Let’s configure vsftpd

Now, on your router, make sure that the module ip_conntrack_ftp is loaded using lsmod command.
This is required for FTP PASSIVE mode to work.
I’ve realised that this can be called also nf_conntrack_ftp.
A good way to check all the alias associated to that netfilter module is using the following command:

Also, make sure to setup a port forwarding like as below:

DNS updated via DHCP: BIND9 and ISC-DHCP on Linux

Linux: Debian stable (currently version 7)

Packages:

Create a key required for DHCP server to update the DNS zones:

This will create /etc/bind/rndc.key, whose contents will look something like this:

BIND configuration

Configuration files:

 

/etc/hosts

 

/etc/bind/named.conf.local

 

/etc/bind/named.conf.options

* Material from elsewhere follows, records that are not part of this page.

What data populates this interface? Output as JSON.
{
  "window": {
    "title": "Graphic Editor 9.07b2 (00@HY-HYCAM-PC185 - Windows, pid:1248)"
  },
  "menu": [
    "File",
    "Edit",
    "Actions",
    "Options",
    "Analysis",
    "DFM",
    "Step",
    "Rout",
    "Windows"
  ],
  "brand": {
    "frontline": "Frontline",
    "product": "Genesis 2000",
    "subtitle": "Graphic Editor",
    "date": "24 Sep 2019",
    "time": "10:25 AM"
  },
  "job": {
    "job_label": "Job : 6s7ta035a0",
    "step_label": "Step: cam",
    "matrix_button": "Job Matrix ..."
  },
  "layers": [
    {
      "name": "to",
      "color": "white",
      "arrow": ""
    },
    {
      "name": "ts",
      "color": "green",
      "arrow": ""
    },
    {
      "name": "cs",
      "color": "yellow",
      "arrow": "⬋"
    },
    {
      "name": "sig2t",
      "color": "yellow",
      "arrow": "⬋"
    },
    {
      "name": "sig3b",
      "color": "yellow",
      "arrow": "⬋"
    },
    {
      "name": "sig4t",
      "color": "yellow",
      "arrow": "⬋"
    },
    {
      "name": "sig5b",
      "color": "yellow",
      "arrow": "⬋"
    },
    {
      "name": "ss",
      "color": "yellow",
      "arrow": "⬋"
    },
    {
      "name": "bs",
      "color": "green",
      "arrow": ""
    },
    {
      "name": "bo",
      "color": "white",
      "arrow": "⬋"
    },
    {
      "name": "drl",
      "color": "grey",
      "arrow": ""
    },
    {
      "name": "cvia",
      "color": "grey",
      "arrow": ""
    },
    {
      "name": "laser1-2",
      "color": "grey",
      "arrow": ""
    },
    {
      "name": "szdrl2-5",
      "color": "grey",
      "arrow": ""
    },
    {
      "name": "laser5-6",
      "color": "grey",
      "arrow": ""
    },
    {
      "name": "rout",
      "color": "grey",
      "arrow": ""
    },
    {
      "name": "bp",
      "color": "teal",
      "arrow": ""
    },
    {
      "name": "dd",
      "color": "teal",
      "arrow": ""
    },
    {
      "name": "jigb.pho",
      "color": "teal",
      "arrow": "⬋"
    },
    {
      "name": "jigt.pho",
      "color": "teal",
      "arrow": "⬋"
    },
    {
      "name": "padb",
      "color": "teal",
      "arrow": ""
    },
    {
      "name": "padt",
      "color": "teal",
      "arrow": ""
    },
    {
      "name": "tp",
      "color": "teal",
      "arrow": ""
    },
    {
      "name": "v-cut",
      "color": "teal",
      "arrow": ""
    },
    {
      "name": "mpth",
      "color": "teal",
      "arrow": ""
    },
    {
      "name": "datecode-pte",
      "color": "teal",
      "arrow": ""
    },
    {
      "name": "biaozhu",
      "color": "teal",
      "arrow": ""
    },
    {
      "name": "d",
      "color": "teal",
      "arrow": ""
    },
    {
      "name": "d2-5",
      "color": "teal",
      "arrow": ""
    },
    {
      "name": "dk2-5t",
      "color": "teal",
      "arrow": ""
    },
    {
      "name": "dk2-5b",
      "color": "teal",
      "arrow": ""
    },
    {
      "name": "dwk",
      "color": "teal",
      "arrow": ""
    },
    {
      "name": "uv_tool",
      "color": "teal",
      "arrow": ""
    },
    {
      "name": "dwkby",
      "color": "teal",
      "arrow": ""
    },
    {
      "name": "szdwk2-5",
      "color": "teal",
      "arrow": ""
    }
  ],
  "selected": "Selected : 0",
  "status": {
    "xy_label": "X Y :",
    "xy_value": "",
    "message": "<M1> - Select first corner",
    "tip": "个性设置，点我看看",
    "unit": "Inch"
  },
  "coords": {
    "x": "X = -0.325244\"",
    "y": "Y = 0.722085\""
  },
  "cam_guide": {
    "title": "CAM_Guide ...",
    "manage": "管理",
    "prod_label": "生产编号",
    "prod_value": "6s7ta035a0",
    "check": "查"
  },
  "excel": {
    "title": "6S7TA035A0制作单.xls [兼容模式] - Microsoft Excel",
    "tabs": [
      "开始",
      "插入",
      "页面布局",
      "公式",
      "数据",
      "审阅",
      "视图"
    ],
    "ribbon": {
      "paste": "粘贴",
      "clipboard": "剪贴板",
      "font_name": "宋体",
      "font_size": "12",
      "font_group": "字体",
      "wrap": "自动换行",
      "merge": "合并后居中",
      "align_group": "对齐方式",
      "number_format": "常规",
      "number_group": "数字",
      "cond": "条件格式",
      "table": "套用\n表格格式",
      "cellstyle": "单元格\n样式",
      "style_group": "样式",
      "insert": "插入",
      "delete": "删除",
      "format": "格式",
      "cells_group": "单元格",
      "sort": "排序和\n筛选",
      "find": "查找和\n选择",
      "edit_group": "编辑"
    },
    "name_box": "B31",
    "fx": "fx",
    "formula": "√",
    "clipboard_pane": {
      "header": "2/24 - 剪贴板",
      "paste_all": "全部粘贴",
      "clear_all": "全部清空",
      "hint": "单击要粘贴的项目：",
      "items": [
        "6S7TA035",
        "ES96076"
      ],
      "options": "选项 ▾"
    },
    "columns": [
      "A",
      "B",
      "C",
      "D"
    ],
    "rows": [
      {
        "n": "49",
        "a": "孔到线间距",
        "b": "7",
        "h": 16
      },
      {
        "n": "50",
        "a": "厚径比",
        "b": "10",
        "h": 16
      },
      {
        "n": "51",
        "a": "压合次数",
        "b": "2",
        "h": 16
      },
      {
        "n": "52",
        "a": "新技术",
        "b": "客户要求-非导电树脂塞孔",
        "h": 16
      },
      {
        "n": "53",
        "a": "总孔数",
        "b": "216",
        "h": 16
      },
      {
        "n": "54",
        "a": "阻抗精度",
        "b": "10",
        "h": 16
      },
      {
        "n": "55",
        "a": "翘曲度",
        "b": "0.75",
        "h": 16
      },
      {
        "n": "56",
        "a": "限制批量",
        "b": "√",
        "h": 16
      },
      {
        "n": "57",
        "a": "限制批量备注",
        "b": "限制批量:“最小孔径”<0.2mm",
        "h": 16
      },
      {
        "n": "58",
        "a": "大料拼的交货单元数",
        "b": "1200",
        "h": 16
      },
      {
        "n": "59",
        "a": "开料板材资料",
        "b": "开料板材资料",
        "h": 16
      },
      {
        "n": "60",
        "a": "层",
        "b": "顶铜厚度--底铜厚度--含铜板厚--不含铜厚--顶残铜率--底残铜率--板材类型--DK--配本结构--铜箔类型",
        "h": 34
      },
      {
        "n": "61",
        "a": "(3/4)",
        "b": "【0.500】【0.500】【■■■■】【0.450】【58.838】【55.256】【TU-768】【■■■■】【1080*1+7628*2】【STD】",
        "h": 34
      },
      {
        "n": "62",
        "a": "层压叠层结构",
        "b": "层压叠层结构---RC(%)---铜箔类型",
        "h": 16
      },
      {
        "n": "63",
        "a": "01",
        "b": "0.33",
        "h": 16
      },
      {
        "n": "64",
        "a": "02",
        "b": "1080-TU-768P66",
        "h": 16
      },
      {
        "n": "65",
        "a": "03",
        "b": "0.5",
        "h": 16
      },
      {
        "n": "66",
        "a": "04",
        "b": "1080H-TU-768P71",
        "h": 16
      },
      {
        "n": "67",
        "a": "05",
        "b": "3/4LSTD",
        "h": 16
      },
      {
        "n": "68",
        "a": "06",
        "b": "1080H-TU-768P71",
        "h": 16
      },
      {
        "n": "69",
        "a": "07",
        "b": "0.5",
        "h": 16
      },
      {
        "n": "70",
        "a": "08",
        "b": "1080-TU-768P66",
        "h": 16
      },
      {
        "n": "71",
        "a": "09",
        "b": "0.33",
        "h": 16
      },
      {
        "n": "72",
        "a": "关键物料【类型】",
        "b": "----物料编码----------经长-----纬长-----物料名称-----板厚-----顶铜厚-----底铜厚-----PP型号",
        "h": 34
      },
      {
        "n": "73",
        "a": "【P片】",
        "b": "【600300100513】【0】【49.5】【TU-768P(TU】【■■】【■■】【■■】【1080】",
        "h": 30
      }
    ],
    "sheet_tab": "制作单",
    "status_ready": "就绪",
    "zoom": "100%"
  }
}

(just to setup the external forwarders)

 

/etc/bind/db.lab.loc

 

/etc/bind/db.10.0.60

 

DHCP configuration

Here there is just one file that has to be modified: dhcpd.conf

/etc/dhcp/dhcpd.conf

Here we need to enter the key in plain text.

 

Once everything is configured, just restart bind and dhcp:

 

Sources:

https://www.centos.org/docs/4/html/rhel-rg-en-4/s1-bind-zone.html